In the two years since we moved into this house, Ryan and I have concentrated on building a garden, and we haven’t done very much inside. It was all redecorated (in tasteful magnolia, which I loathe) before we bought the house, and we’re in the early stages of putting our stamp on it. Like lots of couples who move in together, we each had a houseful of stuff when we did, and although we’ve rehomed a lot of surplus things, we’re still mired in ‘stuff’. So we will be focusing on decluttering and rehoming, certainly for the start of 2017.
I have a lot of books, and whilst I don’t think it’s possible to have too many, they do create storage problems. So I am going to do two things with regards to books this year. The first is to operate a ‘one in, one out’ policy. If I want to give a new book a permanent spot on a shelf, one of the others has to leave to find a new home. The key question to ask is whether I’m really going to read it or refer to it in future.
The second thing I’m going to do is related. I have a lot of (mainly gardening and food) books that I haven’t read, or have partly read.
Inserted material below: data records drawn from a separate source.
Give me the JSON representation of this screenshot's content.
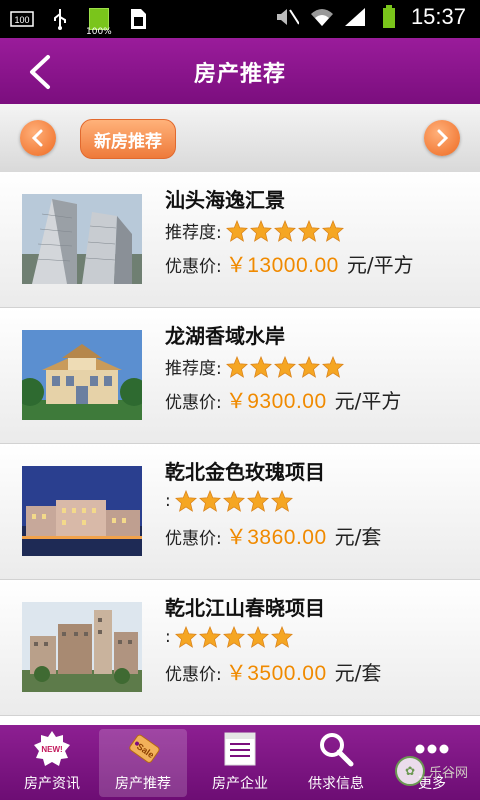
{
  "status_bar": {
    "left_icons": [
      "notification-100-icon",
      "usb-icon",
      "battery-full-icon",
      "sim-icon"
    ],
    "battery_percent": "100%",
    "time": "15:37",
    "right_icons": [
      "mute-icon",
      "wifi-icon",
      "signal-icon",
      "battery-icon"
    ]
  },
  "header": {
    "title": "房产推荐",
    "back_icon": "back-arrow-icon"
  },
  "category": {
    "active_label": "新房推荐",
    "prev_icon": "chevron-left-icon",
    "next_icon": "chevron-right-icon"
  },
  "listings": [
    {
      "name": "汕头海逸汇景",
      "rating_label": "推荐度:",
      "stars": 5,
      "price_label": "优惠价:",
      "price": "￥13000.00",
      "unit": "元/平方"
    },
    {
      "name": "龙湖香域水岸",
      "rating_label": "推荐度:",
      "stars": 5,
      "price_label": "优惠价:",
      "price": "￥9300.00",
      "unit": "元/平方"
    },
    {
      "name": "乾北金色玫瑰项目",
      "rating_label": ":",
      "stars": 5,
      "price_label": "优惠价:",
      "price": "￥3860.00",
      "unit": "元/套"
    },
    {
      "name": "乾北江山春晓项目",
      "rating_label": ":",
      "stars": 5,
      "price_label": "优惠价:",
      "price": "￥3500.00",
      "unit": "元/套"
    }
  ],
  "tabs": [
    {
      "label": "房产资讯",
      "icon": "new-badge-icon"
    },
    {
      "label": "房产推荐",
      "icon": "sale-tag-icon"
    },
    {
      "label": "房产企业",
      "icon": "document-icon"
    },
    {
      "label": "供求信息",
      "icon": "search-icon"
    },
    {
      "label": "更多",
      "icon": "more-dots-icon"
    }
  ],
  "watermark": {
    "text": "乐谷网"
  },
  "colors": {
    "primary": "#8a1a8d",
    "accent": "#f08a00",
    "star": "#f5a623"
  }
}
And so I’m planning on reading one each month, to determine whether it’s worth its place on the shelf. The book I have selected for January is ‘The Gardener’s Year’, by Karel Capek – a gardening classic that happens to be first on the shelf.
On a more personal note, I found 2016 a difficult year to deal with in terms of world events. It’s easy to be overwhelmed, to be overcome by the negativity, to feel helpless in the face of so many different issues, and to become exhausted fighting a battle on too many fronts. I’m not going to bury my head in the sand in 2017, but I am going to step back slightly and focus on my strengths, and what I can contribute, and what’s manageable for me. I will be working towards less guilt, more positivity and more solutions – things I can do that will make the world a better place. You may have already noticed that there’s a What can I do? section on the blog now; they’re mainly little things that help, and don’t take a lot of time or effort. I’m not suggesting everyone does everything, but whenever you’re feeling the need to do something you can take a look.
My new year resolutions will extend into the garden, although they didn’t take root there. If you’re pondering what to change for 2017, a gardening resolution, how about one of these?
- Start composting. It’s a great way to turn waste into a free resource for the garden.
- Go organic. The Organic Academy is going live soon, with affordable organic gardening courses, growing tips and reminders, and I’m going to be helping out with that.
- Plan a manageable garden, to avoid stress later on in the year and keep the gardening mojo flowing.
- Go peat-free. Peat-free composts have come on leaps and bounds in the last few years.
- Support independent plant nurseries. Shop local, and let the benefits flow through your community.
- Support your favourite garden authors! Whether it’s buying a book, writing an online review, retweeting/sharing their stuff on social media, or just leaving a comment on their website, show them some love.
Have you made any New Year resolutions? Share them in the comments!
I wish you all a positive and abundant new year 🙂
This blog post was written by Emma Cooper and was published on The Unconventional Gardener website. If you're reading it elsewhere you may want to navigate away from plagiarised content.